What is it about Docks and Ports? Dover, East End of London, and now Fishguard? Things happen there, as they do at railway stations.
Fishguard, one of the ports to go to Ireland, is tucked into this rocky Welsh shore, not far from St David’s. I introduced readers to the late John Byrne a year ago last month; he was a highly respected Irish railway modeller.
He was also a retired sea captain. When we were in Pembrokeshire I sent him a photo of the Ferry arriving in port; he recognised her at once, saying she was not built for the Irish Sea and the Atlantic swells, but for the enclosed Mediterranean or the Baltic, and gave many a rough ride when the wind was up.
I wonder how it was for Saint Nôn and her son David, forced into exile when he was little, voyaging on a tiny boat across the very sea that John’s big ship was so ill-equipped for?
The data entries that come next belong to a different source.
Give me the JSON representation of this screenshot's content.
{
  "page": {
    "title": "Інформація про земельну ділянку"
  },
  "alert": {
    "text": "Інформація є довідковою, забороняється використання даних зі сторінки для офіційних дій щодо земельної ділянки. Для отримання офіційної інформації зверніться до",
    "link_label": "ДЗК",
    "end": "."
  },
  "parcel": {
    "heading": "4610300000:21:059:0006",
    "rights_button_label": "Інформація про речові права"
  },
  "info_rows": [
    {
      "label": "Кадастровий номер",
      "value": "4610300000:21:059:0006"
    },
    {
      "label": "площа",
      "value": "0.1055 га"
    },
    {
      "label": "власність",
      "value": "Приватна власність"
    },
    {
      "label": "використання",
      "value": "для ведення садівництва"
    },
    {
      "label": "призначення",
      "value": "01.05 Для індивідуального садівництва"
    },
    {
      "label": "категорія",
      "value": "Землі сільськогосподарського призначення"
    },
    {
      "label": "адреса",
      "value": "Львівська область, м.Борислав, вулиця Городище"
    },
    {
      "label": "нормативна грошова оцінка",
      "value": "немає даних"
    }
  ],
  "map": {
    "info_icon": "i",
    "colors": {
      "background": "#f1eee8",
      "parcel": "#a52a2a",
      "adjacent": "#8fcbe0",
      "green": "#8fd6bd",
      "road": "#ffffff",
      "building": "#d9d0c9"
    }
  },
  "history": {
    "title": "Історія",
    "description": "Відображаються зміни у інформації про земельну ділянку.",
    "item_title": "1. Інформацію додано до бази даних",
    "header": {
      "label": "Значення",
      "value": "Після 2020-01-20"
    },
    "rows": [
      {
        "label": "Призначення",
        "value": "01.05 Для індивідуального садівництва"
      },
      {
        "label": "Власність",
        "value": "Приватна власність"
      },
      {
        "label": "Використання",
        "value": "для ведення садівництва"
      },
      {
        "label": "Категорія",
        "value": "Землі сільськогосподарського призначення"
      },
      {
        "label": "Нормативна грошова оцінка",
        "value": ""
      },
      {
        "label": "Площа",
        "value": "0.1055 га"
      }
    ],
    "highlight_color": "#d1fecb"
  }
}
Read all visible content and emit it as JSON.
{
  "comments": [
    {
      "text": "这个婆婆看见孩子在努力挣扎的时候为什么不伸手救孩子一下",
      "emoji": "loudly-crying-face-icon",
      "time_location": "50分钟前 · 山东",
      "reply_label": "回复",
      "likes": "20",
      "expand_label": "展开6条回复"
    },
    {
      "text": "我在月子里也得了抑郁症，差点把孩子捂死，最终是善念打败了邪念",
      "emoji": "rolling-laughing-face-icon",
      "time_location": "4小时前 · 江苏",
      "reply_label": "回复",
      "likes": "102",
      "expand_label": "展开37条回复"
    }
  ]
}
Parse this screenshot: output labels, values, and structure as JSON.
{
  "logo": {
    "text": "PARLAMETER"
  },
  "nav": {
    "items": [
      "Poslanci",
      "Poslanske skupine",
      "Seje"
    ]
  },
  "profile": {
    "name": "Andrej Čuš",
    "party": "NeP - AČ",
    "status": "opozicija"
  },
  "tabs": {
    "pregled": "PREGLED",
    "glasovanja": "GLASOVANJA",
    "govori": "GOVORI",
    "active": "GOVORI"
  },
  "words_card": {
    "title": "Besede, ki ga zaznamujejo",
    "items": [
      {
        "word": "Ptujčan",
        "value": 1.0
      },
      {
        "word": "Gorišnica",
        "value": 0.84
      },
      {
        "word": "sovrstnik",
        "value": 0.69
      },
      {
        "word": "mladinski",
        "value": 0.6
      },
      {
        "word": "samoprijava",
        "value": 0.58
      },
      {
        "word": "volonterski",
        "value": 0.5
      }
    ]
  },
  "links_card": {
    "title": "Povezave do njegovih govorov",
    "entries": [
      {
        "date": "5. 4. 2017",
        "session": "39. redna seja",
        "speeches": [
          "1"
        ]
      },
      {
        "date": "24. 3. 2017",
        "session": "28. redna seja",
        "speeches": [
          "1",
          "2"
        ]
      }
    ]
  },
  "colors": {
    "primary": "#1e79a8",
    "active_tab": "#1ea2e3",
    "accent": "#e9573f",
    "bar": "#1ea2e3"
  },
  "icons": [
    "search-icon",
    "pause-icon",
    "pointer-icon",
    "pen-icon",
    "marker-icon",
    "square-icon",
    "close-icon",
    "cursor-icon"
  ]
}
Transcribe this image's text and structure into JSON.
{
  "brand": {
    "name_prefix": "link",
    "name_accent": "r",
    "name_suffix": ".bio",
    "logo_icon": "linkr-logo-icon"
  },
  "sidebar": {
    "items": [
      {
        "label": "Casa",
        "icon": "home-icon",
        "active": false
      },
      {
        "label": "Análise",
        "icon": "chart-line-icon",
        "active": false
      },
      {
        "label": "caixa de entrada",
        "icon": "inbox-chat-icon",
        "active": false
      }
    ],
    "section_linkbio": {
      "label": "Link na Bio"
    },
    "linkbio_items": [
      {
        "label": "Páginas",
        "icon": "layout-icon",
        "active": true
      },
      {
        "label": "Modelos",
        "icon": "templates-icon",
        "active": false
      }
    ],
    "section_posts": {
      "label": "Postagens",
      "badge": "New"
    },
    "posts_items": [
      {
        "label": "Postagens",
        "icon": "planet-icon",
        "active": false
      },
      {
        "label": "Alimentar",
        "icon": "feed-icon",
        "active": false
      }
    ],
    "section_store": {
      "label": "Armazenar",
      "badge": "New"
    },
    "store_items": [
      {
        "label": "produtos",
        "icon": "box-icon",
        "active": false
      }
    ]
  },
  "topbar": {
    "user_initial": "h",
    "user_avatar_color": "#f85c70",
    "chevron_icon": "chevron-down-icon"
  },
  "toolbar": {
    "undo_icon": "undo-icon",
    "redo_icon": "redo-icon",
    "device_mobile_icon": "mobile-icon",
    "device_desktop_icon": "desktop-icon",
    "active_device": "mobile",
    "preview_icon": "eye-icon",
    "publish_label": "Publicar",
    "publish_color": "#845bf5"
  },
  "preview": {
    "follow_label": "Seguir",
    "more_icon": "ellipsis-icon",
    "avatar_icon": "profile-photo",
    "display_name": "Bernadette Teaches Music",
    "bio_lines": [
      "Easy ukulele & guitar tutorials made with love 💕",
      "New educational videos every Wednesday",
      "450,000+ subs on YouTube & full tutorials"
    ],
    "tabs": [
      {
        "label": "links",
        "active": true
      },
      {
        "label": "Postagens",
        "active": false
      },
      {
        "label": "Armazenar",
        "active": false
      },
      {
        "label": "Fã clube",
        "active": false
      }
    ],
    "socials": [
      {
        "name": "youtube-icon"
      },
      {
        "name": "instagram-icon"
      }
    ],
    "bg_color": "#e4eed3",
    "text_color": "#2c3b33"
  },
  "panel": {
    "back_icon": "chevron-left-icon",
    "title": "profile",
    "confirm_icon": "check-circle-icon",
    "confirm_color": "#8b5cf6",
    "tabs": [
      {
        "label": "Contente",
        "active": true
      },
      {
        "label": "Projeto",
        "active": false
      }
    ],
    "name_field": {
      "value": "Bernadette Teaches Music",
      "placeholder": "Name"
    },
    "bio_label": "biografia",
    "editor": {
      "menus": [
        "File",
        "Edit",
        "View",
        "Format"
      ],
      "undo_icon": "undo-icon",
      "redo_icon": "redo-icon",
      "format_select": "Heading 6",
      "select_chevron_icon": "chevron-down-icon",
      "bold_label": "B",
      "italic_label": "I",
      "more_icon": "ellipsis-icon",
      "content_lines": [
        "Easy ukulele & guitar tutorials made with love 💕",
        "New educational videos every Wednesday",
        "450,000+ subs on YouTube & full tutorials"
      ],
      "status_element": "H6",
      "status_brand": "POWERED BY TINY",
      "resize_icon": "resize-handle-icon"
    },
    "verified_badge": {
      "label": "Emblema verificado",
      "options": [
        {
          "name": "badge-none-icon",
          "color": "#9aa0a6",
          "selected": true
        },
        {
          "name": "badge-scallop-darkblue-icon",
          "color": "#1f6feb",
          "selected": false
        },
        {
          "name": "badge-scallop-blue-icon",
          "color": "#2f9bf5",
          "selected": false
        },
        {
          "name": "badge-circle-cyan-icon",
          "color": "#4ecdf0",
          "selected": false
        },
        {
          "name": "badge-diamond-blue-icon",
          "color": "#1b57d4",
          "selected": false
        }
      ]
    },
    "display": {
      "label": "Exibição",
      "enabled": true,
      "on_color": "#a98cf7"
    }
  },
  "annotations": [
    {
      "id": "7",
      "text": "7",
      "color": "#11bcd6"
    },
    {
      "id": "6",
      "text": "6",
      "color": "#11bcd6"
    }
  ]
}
Let us remember in our prayers all those in peril on the sea, especially those trying to cross the Mediterranean in flimsy boats. Like the one used to make the Lampedusa Cross. And remember, too, the crews who spend months at sea, rarely able to call home, ill-paid, forgotten by us consumers who depend on their hard work.